A Good Company Or A No-Good Turkey?
Crusader staff report
It’s a case that has allegedly scammed thousands of Blacks and left Illinois Attorney General Lisa Madigan fuming. And the question remains: Is IDT Energy a good company or a no-good turkey that gobbled up a lot of green from poor Black residents on Chicago’s South and West Sides? Madigan wants to know the truth.
On Monday, November 19, she announced a lawsuit against IDT Energy Inc. (IDT), an alternative retail electric supplier (ARES), who is accused of violating “thousands” of Illinois consumer fraud laws as a result of a particularly “egregious” marketing scheme that disproportionately impacted Black consumers on the South and West Sides of Chicago.
As a result of Madigan’s investigation, IDT agreed to enter into a consent decree to provide refunds totaling $3 million to more than 176,000 customers. The consent decree also bans the company from marketing in Illinois for two years. Madigan was joined by consumer advocates with Citizen Action/Illinois and Illinois PIRG to announce her lawsuit.
Filed in Cook County Circuit Court, Madigan’s lawsuit alleges IDT and its sales representatives aggressively and disproportionately targeted African-American residents in the ComEd territory using deceptive sales tactics to sign them up for expensive contracts for electricity. IDT sales agents failed to tell customers critical information, including the price and length of the contracts. Madigan alleges many customers were given the false impression they were signing up for a discounted rate from ComEd when, in reality, they were switching to IDT where they routinely paid higher prices for their electricity.
IDT Energy Inc. is based in Newark, NJ. A representative from company declined to speak when the Crusader asked about the lawsuit.
“IDT targeted African-American consumers to sell overpriced electricity,” Madigan said. “The alternative retail electric supply industry is rife with fraud and deceit, and I once again, call on the Illinois General Assembly to ban these companies from operating in the residential market in the state.”
Madigan’s office uncovered the disparate impact on African-American customers by comparing the total number of IDT customers enrolled in each zip code to the total number of ComEd accounts in that zip code.
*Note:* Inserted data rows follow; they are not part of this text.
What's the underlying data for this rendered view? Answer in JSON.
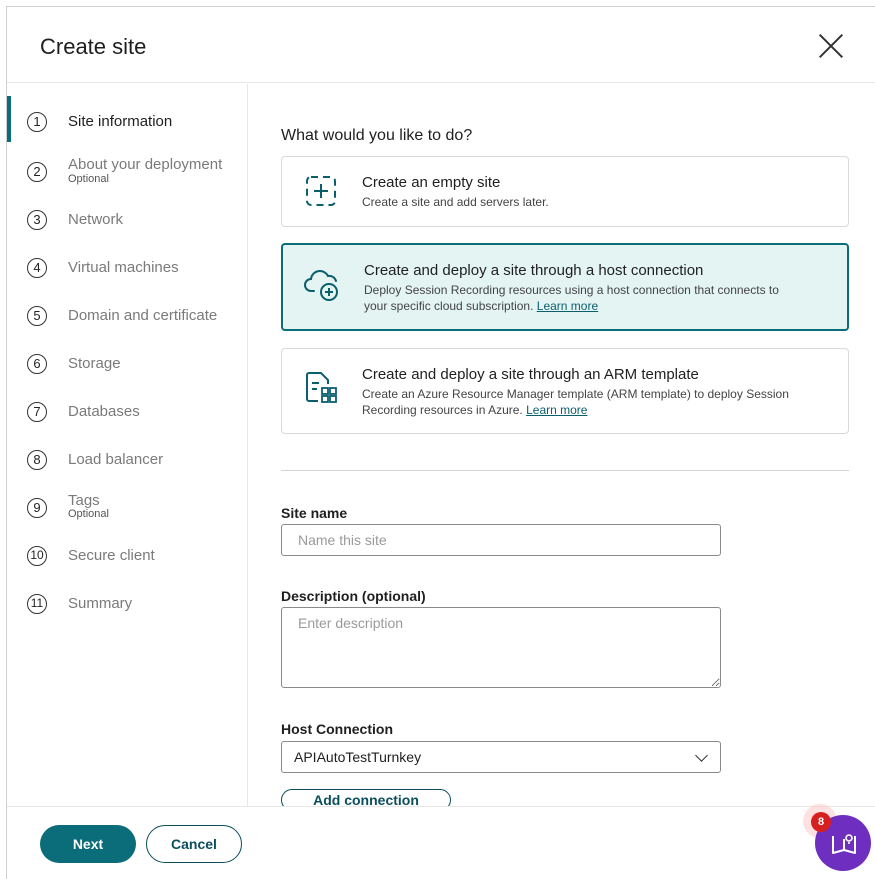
{
  "dialog": {
    "title": "Create site"
  },
  "steps": [
    {
      "num": "1",
      "label": "Site information",
      "optional": ""
    },
    {
      "num": "2",
      "label": "About your deployment",
      "optional": "Optional"
    },
    {
      "num": "3",
      "label": "Network",
      "optional": ""
    },
    {
      "num": "4",
      "label": "Virtual machines",
      "optional": ""
    },
    {
      "num": "5",
      "label": "Domain and certificate",
      "optional": ""
    },
    {
      "num": "6",
      "label": "Storage",
      "optional": ""
    },
    {
      "num": "7",
      "label": "Databases",
      "optional": ""
    },
    {
      "num": "8",
      "label": "Load balancer",
      "optional": ""
    },
    {
      "num": "9",
      "label": "Tags",
      "optional": "Optional"
    },
    {
      "num": "10",
      "label": "Secure client",
      "optional": ""
    },
    {
      "num": "11",
      "label": "Summary",
      "optional": ""
    }
  ],
  "main": {
    "question": "What would you like to do?",
    "options": [
      {
        "title": "Create an empty site",
        "desc": "Create a site and add servers later.",
        "link": "",
        "icon": "dashed-add-icon",
        "selected": false
      },
      {
        "title": "Create and deploy a site through a host connection",
        "desc1": "Deploy Session Recording resources using a host connection that connects to",
        "desc2": "your specific cloud subscription.",
        "link": "Learn more",
        "icon": "cloud-add-icon",
        "selected": true
      },
      {
        "title": "Create and deploy a site through an ARM template",
        "desc1": "Create an Azure Resource Manager template (ARM template) to deploy Session",
        "desc2": "Recording resources in Azure.",
        "link": "Learn more",
        "icon": "template-icon",
        "selected": false
      }
    ],
    "site_name": {
      "label": "Site name",
      "placeholder": "Name this site",
      "value": ""
    },
    "description": {
      "label": "Description (optional)",
      "placeholder": "Enter description",
      "value": ""
    },
    "host_connection": {
      "label": "Host Connection",
      "value": "APIAutoTestTurnkey"
    },
    "add_connection_label": "Add connection"
  },
  "footer": {
    "next_label": "Next",
    "cancel_label": "Cancel"
  },
  "help": {
    "badge_count": "8",
    "icon": "guide-book-icon"
  },
  "colors": {
    "accent": "#0b6c7a",
    "selected_bg": "#e3f4f3",
    "help_purple": "#6e2fc0",
    "badge_red": "#d61f1f"
  }
}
In Chicago, nine of the 10 zip codes with the highest IDT enrollments are in neighborhoods where the population is more than 90 percent African-American.
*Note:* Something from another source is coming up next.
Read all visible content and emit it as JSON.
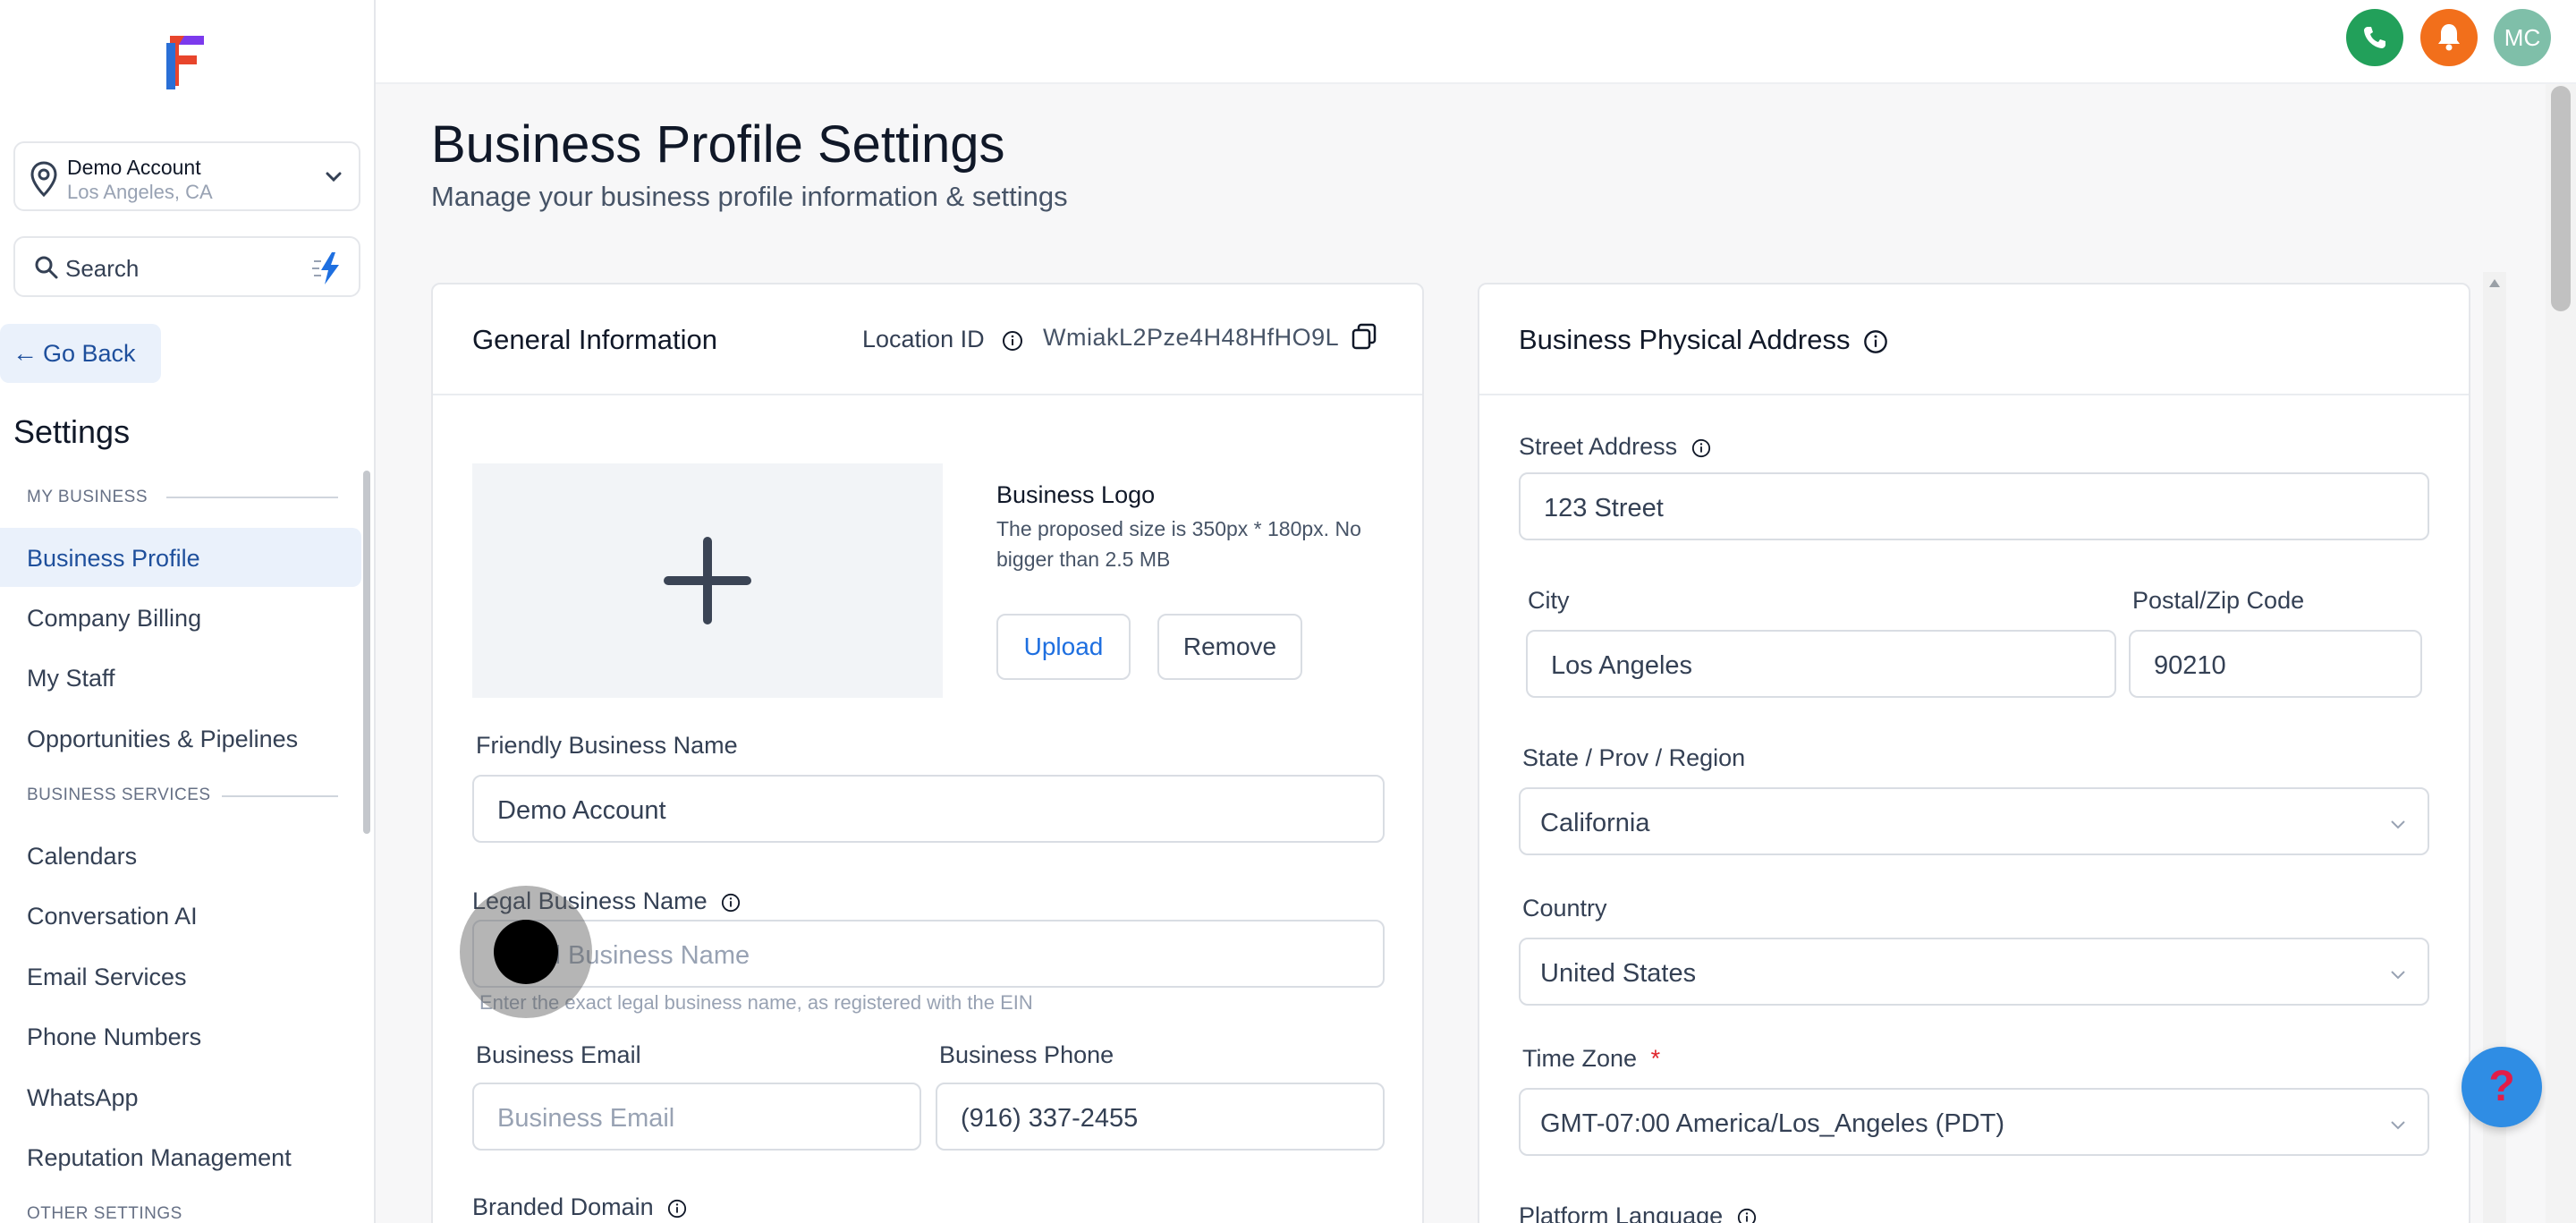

For example, more than 30 percent of all ComEd customers have been enrolled as IDT customers in each of the zip codes covering Austin, Englewood, South Shore and West Garfield Park—each of which consists of at least 93 percent African-American residents. To compare, only one percent or fewer of all ComEd customers have been switched to IDT in zip codes covering the neighborhoods of Edison Park, Lincoln Park, Sauganash and the West Loop—none of which contains more than five percent African-American population.
Madigan said IDT’s deceptive sales pitches—delivered mainly through telephone and door-to-door solicitations—bombarded customers with false claims of lower electricity rates and savings. Madigan alleges that IDT advertised a so-called “free” electric supply deal during telephone solicitations and on sales receipts at Family Dollar and other discount retail stores without explaining that “free” electric supply would lead to charges on the customer’s electric bills.
IDT also offered rebates and rewards programs without sufficiently disclosing the terms and conditions. Madigan’s lawsuit alleges that IDT’s sales representatives made no effort to accurately describe the product and misrepresented IDT’s affiliation with ComEd to convince customers nothing would change even though they were entering into a contract with a for-profit company.
As part of the settlement, IDT’s former and current customers will receive a notice informing them of the settlement and their rights to a refund that will be based on each customer’s electricity usage. They will also receive information about their right to cancel their contract with the company at no charge.
Currently in Illinois, there are 103 ARES authorized to sell electricity. Data shows almost all customers enrolled with an ARES pay higher prices than customers who stick with the traditional public utility company. According to the Illinois Commerce Commission (ICC), ARES customers in the ComEd territory, as a whole, have paid about $138 million more for electricity than traditional utility customers from June 2017 through May 2018. Statewide, residential and small commercial customers enrolled with ARES have paid over $600 million more for electricity in the last four years than if they continued to purchase their electricity from the regulated utility.
The lawsuit against IDT is Madigan’s latest in her pursuit to stop the deceptive practices of the ARES industry. She is currently litigating a case against Major Energy and has settled with Ethical Electric Inc., PALMco Power IL, LLC and Sperian Energy Corp. Madigan is pursing investigations into other ARES.
Madigan reminds people that almost no one who signs up with an ARES pays less and strongly encourages people not to sign up with any company offering to switch your electricity.
Due to their clear record of charging consumers more than regulated utilities, Madigan has made multiple calls for the Illinois General Assembly to ban ARES from operating in the residential market in the state.
Assistant Attorneys General Darren Kinkead, Caitlyn McEllis, Tom Verticchio, Aaron Chait and Anna Crane, and Chicago Public Utilities Bureau Chief Janice Dale are handling the lawsuit for Madigan’s Public Interest Division.